Return the entries below verbatim. Pictures stay out.

Dataset Block Start

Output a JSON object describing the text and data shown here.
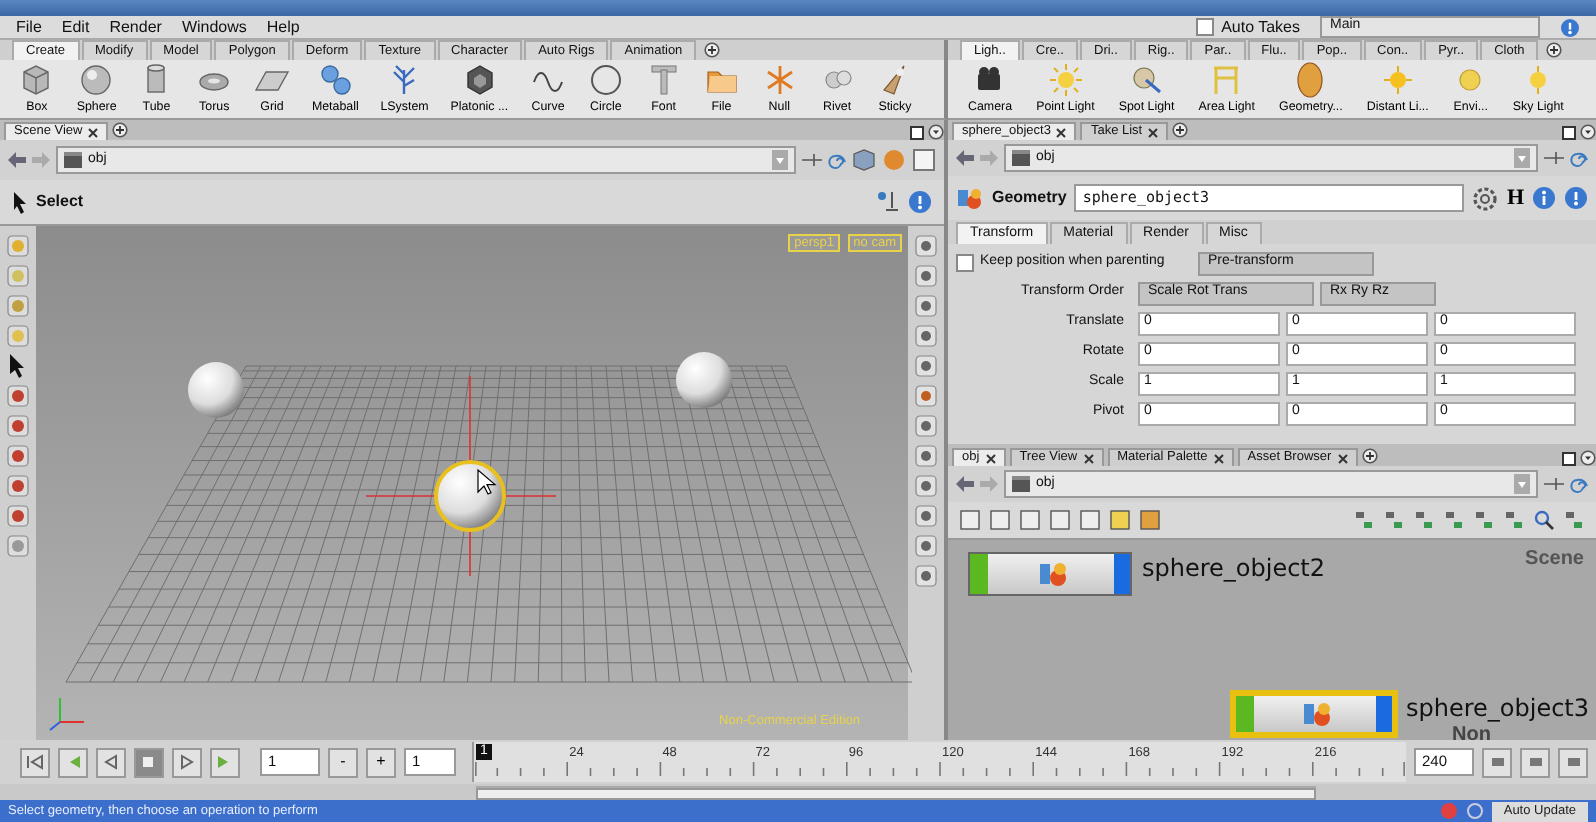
{
  "menu": [
    {
      "label": "File"
    },
    {
      "label": "Edit"
    },
    {
      "label": "Render"
    },
    {
      "label": "Windows"
    },
    {
      "label": "Help"
    }
  ],
  "auto_takes": {
    "label": "Auto Takes",
    "checked": false
  },
  "desktop": {
    "value": "Main"
  },
  "shelf_left": {
    "tabs": [
      {
        "label": "Create",
        "selected": true
      },
      {
        "label": "Modify",
        "selected": false
      },
      {
        "label": "Model",
        "selected": false
      },
      {
        "label": "Polygon",
        "selected": false
      },
      {
        "label": "Deform",
        "selected": false
      },
      {
        "label": "Texture",
        "selected": false
      },
      {
        "label": "Character",
        "selected": false
      },
      {
        "label": "Auto Rigs",
        "selected": false
      },
      {
        "label": "Animation",
        "selected": false
      }
    ],
    "tools": [
      {
        "label": "Box"
      },
      {
        "label": "Sphere"
      },
      {
        "label": "Tube"
      },
      {
        "label": "Torus"
      },
      {
        "label": "Grid"
      },
      {
        "label": "Metaball"
      },
      {
        "label": "LSystem"
      },
      {
        "label": "Platonic ..."
      },
      {
        "label": "Curve"
      },
      {
        "label": "Circle"
      },
      {
        "label": "Font"
      },
      {
        "label": "File"
      },
      {
        "label": "Null"
      },
      {
        "label": "Rivet"
      },
      {
        "label": "Sticky"
      }
    ]
  },
  "shelf_right": {
    "tabs": [
      {
        "label": "Ligh..",
        "selected": true
      },
      {
        "label": "Cre..",
        "selected": false
      },
      {
        "label": "Dri..",
        "selected": false
      },
      {
        "label": "Rig..",
        "selected": false
      },
      {
        "label": "Par..",
        "selected": false
      },
      {
        "label": "Flu..",
        "selected": false
      },
      {
        "label": "Pop..",
        "selected": false
      },
      {
        "label": "Con..",
        "selected": false
      },
      {
        "label": "Pyr..",
        "selected": false
      },
      {
        "label": "Cloth",
        "selected": false
      }
    ],
    "tools": [
      {
        "label": "Camera"
      },
      {
        "label": "Point Light"
      },
      {
        "label": "Spot Light"
      },
      {
        "label": "Area Light"
      },
      {
        "label": "Geometry..."
      },
      {
        "label": "Distant Li..."
      },
      {
        "label": "Envi..."
      },
      {
        "label": "Sky Light"
      }
    ]
  },
  "scene_view": {
    "tab": "Scene View",
    "path": "obj",
    "tool": "Select",
    "camera": "persp1",
    "cam_menu": "no cam",
    "edition": "Non-Commercial Edition",
    "spheres": [
      {
        "selected": false
      },
      {
        "selected": false
      },
      {
        "selected": true
      }
    ]
  },
  "parameters": {
    "tabs": [
      {
        "label": "sphere_object3",
        "selected": true
      },
      {
        "label": "Take List",
        "selected": false
      }
    ],
    "path": "obj",
    "node_type": "Geometry",
    "node_name": "sphere_object3",
    "hda_menu": "H",
    "param_tabs": [
      {
        "label": "Transform",
        "selected": true
      },
      {
        "label": "Material",
        "selected": false
      },
      {
        "label": "Render",
        "selected": false
      },
      {
        "label": "Misc",
        "selected": false
      }
    ],
    "keep_position": {
      "label": "Keep position when parenting",
      "checked": false
    },
    "pre_transform": "Pre-transform",
    "transform_order": {
      "label": "Transform Order",
      "value": "Scale Rot Trans",
      "rot_order": "Rx Ry Rz"
    },
    "rows": [
      {
        "label": "Translate",
        "values": [
          "0",
          "0",
          "0"
        ]
      },
      {
        "label": "Rotate",
        "values": [
          "0",
          "0",
          "0"
        ]
      },
      {
        "label": "Scale",
        "values": [
          "1",
          "1",
          "1"
        ]
      },
      {
        "label": "Pivot",
        "values": [
          "0",
          "0",
          "0"
        ]
      }
    ]
  },
  "network": {
    "tabs": [
      {
        "label": "obj",
        "selected": true
      },
      {
        "label": "Tree View",
        "selected": false
      },
      {
        "label": "Material Palette",
        "selected": false
      },
      {
        "label": "Asset Browser",
        "selected": false
      }
    ],
    "path": "obj",
    "context": "Scene",
    "edition": "Non",
    "nodes": [
      {
        "name": "sphere_object2",
        "selected": false
      },
      {
        "name": "sphere_object3",
        "selected": true
      }
    ]
  },
  "playbar": {
    "transport": [
      {
        "selected": false
      },
      {
        "selected": false
      },
      {
        "selected": false
      },
      {
        "selected": true
      },
      {
        "selected": false
      },
      {
        "selected": false
      }
    ],
    "frame": "1",
    "minus": "-",
    "plus": "+",
    "step": "1",
    "start_marker": "1",
    "ticks": [
      "24",
      "48",
      "72",
      "96",
      "120",
      "144",
      "168",
      "192",
      "216"
    ],
    "end": "240",
    "range": {
      "level": 1
    }
  },
  "status": {
    "message": "Select geometry, then choose an operation to perform",
    "update_mode": "Auto Update"
  }
}
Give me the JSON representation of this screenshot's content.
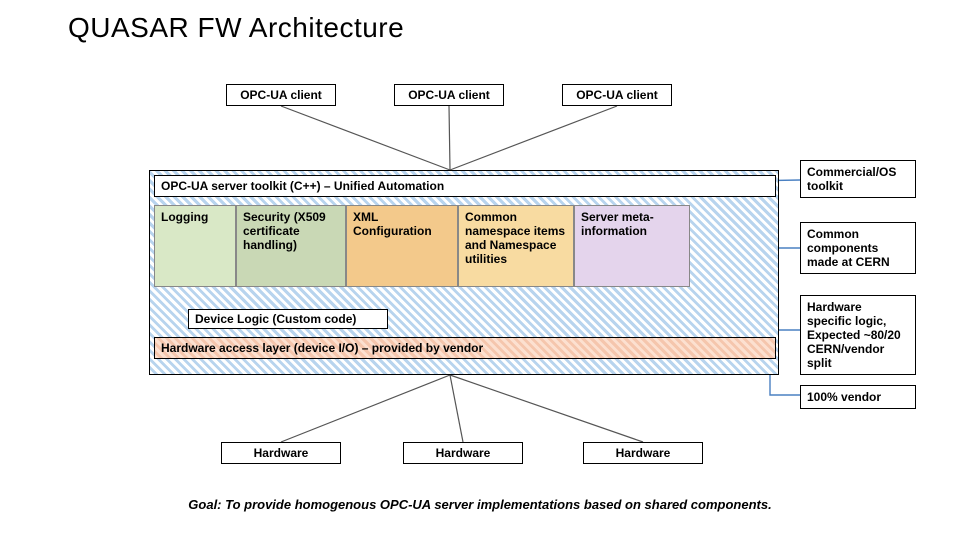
{
  "title": "QUASAR FW Architecture",
  "clients": [
    "OPC-UA client",
    "OPC-UA client",
    "OPC-UA client"
  ],
  "server_toolkit": "OPC-UA server toolkit (C++) – Unified Automation",
  "components": {
    "logging": "Logging",
    "security": "Security (X509 certificate handling)",
    "xml": "XML Configuration",
    "namespace": "Common namespace items and Namespace utilities",
    "meta": "Server meta-information"
  },
  "device_logic": "Device Logic (Custom code)",
  "hw_access": "Hardware access layer (device I/O) – provided by vendor",
  "hardware": [
    "Hardware",
    "Hardware",
    "Hardware"
  ],
  "labels": {
    "commercial": "Commercial/OS toolkit",
    "cern": "Common components made at CERN",
    "hw_logic": "Hardware specific logic, Expected ~80/20 CERN/vendor split",
    "vendor": "100% vendor"
  },
  "goal": "Goal: To provide homogenous OPC-UA server implementations based on shared components."
}
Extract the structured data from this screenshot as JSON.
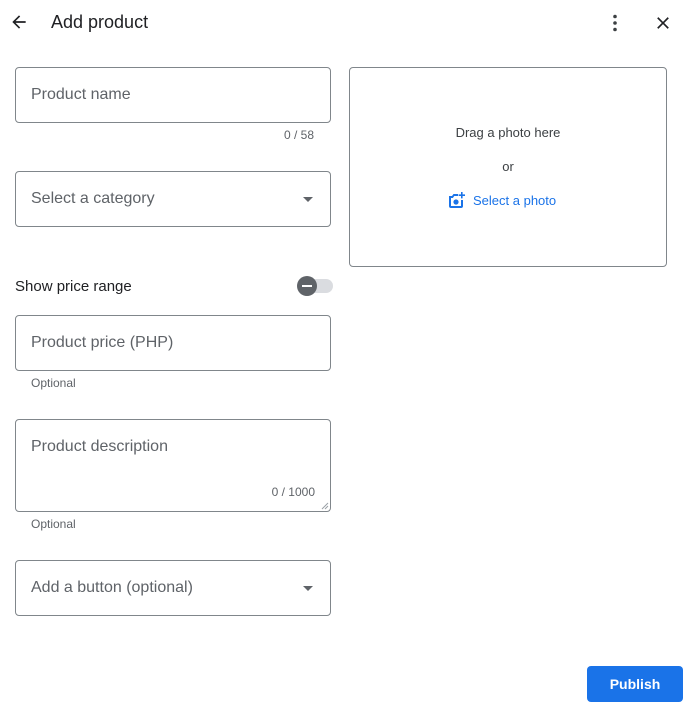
{
  "header": {
    "title": "Add product",
    "back_icon": "arrow-back-icon",
    "more_icon": "more-vert-icon",
    "close_icon": "close-icon"
  },
  "form": {
    "product_name": {
      "placeholder": "Product name",
      "value": "",
      "counter": "0 / 58"
    },
    "category": {
      "placeholder": "Select a category",
      "selected": ""
    },
    "price_range": {
      "label": "Show price range",
      "enabled": false
    },
    "price": {
      "placeholder": "Product price (PHP)",
      "value": "",
      "helper": "Optional"
    },
    "description": {
      "placeholder": "Product description",
      "value": "",
      "counter": "0 / 1000",
      "helper": "Optional"
    },
    "button": {
      "placeholder": "Add a button (optional)",
      "selected": ""
    }
  },
  "photo": {
    "drag_text": "Drag a photo here",
    "or_text": "or",
    "select_label": "Select a photo",
    "select_icon": "add-photo-icon"
  },
  "footer": {
    "publish_label": "Publish"
  },
  "colors": {
    "accent": "#1a73e8",
    "border": "#80868b",
    "text": "#202124",
    "secondary": "#5f6368"
  }
}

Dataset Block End

• _Written answer_:
Output a JSON object describing the text and data shown here.
{
  "menu": [
    {
      "label": "File"
    },
    {
      "label": "Edit"
    },
    {
      "label": "Render"
    },
    {
      "label": "Windows"
    },
    {
      "label": "Help"
    }
  ],
  "auto_takes": {
    "label": "Auto Takes",
    "checked": false
  },
  "desktop": {
    "value": "Main"
  },
  "shelf_left": {
    "tabs": [
      {
        "label": "Create",
        "selected": true
      },
      {
        "label": "Modify",
        "selected": false
      },
      {
        "label": "Model",
        "selected": false
      },
      {
        "label": "Polygon",
        "selected": false
      },
      {
        "label": "Deform",
        "selected": false
      },
      {
        "label": "Texture",
        "selected": false
      },
      {
        "label": "Character",
        "selected": false
      },
      {
        "label": "Auto Rigs",
        "selected": false
      },
      {
        "label": "Animation",
        "selected": false
      }
    ],
    "tools": [
      {
        "label": "Box"
      },
      {
        "label": "Sphere"
      },
      {
        "label": "Tube"
      },
      {
        "label": "Torus"
      },
      {
        "label": "Grid"
      },
      {
        "label": "Metaball"
      },
      {
        "label": "LSystem"
      },
      {
        "label": "Platonic ..."
      },
      {
        "label": "Curve"
      },
      {
        "label": "Circle"
      },
      {
        "label": "Font"
      },
      {
        "label": "File"
      },
      {
        "label": "Null"
      },
      {
        "label": "Rivet"
      },
      {
        "label": "Sticky"
      }
    ]
  },
  "shelf_right": {
    "tabs": [
      {
        "label": "Ligh..",
        "selected": true
      },
      {
        "label": "Cre..",
        "selected": false
      },
      {
        "label": "Dri..",
        "selected": false
      },
      {
        "label": "Rig..",
        "selected": false
      },
      {
        "label": "Par..",
        "selected": false
      },
      {
        "label": "Flu..",
        "selected": false
      },
      {
        "label": "Pop..",
        "selected": false
      },
      {
        "label": "Con..",
        "selected": false
      },
      {
        "label": "Pyr..",
        "selected": false
      },
      {
        "label": "Cloth",
        "selected": false
      }
    ],
    "tools": [
      {
        "label": "Camera"
      },
      {
        "label": "Point Light"
      },
      {
        "label": "Spot Light"
      },
      {
        "label": "Area Light"
      },
      {
        "label": "Geometry..."
      },
      {
        "label": "Distant Li..."
      },
      {
        "label": "Envi..."
      },
      {
        "label": "Sky Light"
      }
    ]
  },
  "scene_view": {
    "tab": "Scene View",
    "path": "obj",
    "tool": "Select",
    "camera": "persp1",
    "cam_menu": "no cam",
    "edition": "Non-Commercial Edition",
    "spheres": [
      {
        "selected": false
      },
      {
        "selected": false
      },
      {
        "selected": true
      }
    ]
  },
  "parameters": {
    "tabs": [
      {
        "label": "sphere_object3",
        "selected": true
      },
      {
        "label": "Take List",
        "selected": false
      }
    ],
    "path": "obj",
    "node_type": "Geometry",
    "node_name": "sphere_object3",
    "hda_menu": "H",
    "param_tabs": [
      {
        "label": "Transform",
        "selected": true
      },
      {
        "label": "Material",
        "selected": false
      },
      {
        "label": "Render",
        "selected": false
      },
      {
        "label": "Misc",
        "selected": false
      }
    ],
    "keep_position": {
      "label": "Keep position when parenting",
      "checked": false
    },
    "pre_transform": "Pre-transform",
    "transform_order": {
      "label": "Transform Order",
      "value": "Scale Rot Trans",
      "rot_order": "Rx Ry Rz"
    },
    "rows": [
      {
        "label": "Translate",
        "values": [
          "0",
          "0",
          "0"
        ]
      },
      {
        "label": "Rotate",
        "values": [
          "0",
          "0",
          "0"
        ]
      },
      {
        "label": "Scale",
        "values": [
          "1",
          "1",
          "1"
        ]
      },
      {
        "label": "Pivot",
        "values": [
          "0",
          "0",
          "0"
        ]
      }
    ]
  },
  "network": {
    "tabs": [
      {
        "label": "obj",
        "selected": true
      },
      {
        "label": "Tree View",
        "selected": false
      },
      {
        "label": "Material Palette",
        "selected": false
      },
      {
        "label": "Asset Browser",
        "selected": false
      }
    ],
    "path": "obj",
    "context": "Scene",
    "edition": "Non",
    "nodes": [
      {
        "name": "sphere_object2",
        "selected": false
      },
      {
        "name": "sphere_object3",
        "selected": true
      }
    ]
  },
  "playbar": {
    "transport": [
      {
        "selected": false
      },
      {
        "selected": false
      },
      {
        "selected": false
      },
      {
        "selected": true
      },
      {
        "selected": false
      },
      {
        "selected": false
      }
    ],
    "frame": "1",
    "minus": "-",
    "plus": "+",
    "step": "1",
    "start_marker": "1",
    "ticks": [
      "24",
      "48",
      "72",
      "96",
      "120",
      "144",
      "168",
      "192",
      "216"
    ],
    "end": "240",
    "range": {
      "level": 1
    }
  },
  "status": {
    "message": "Select geometry, then choose an operation to perform",
    "update_mode": "Auto Update"
  }
}
Give me the JSON representation of this screenshot's content.
{
  "title": "QUASAR FW Architecture",
  "clients": [
    "OPC-UA client",
    "OPC-UA client",
    "OPC-UA client"
  ],
  "server_toolkit": "OPC-UA server toolkit (C++) – Unified Automation",
  "components": {
    "logging": "Logging",
    "security": "Security (X509 certificate handling)",
    "xml": "XML Configuration",
    "namespace": "Common namespace items and Namespace utilities",
    "meta": "Server meta-information"
  },
  "device_logic": "Device Logic (Custom code)",
  "hw_access": "Hardware access layer (device I/O) – provided by vendor",
  "hardware": [
    "Hardware",
    "Hardware",
    "Hardware"
  ],
  "labels": {
    "commercial": "Commercial/OS toolkit",
    "cern": "Common components made at CERN",
    "hw_logic": "Hardware specific logic, Expected ~80/20 CERN/vendor split",
    "vendor": "100% vendor"
  },
  "goal": "Goal: To provide homogenous OPC-UA server implementations based on shared components."
}
Extract the structured data from this screenshot as JSON.
{
  "header": {
    "title": "Add product",
    "back_icon": "arrow-back-icon",
    "more_icon": "more-vert-icon",
    "close_icon": "close-icon"
  },
  "form": {
    "product_name": {
      "placeholder": "Product name",
      "value": "",
      "counter": "0 / 58"
    },
    "category": {
      "placeholder": "Select a category",
      "selected": ""
    },
    "price_range": {
      "label": "Show price range",
      "enabled": false
    },
    "price": {
      "placeholder": "Product price (PHP)",
      "value": "",
      "helper": "Optional"
    },
    "description": {
      "placeholder": "Product description",
      "value": "",
      "counter": "0 / 1000",
      "helper": "Optional"
    },
    "button": {
      "placeholder": "Add a button (optional)",
      "selected": ""
    }
  },
  "photo": {
    "drag_text": "Drag a photo here",
    "or_text": "or",
    "select_label": "Select a photo",
    "select_icon": "add-photo-icon"
  },
  "footer": {
    "publish_label": "Publish"
  },
  "colors": {
    "accent": "#1a73e8",
    "border": "#80868b",
    "text": "#202124",
    "secondary": "#5f6368"
  }
}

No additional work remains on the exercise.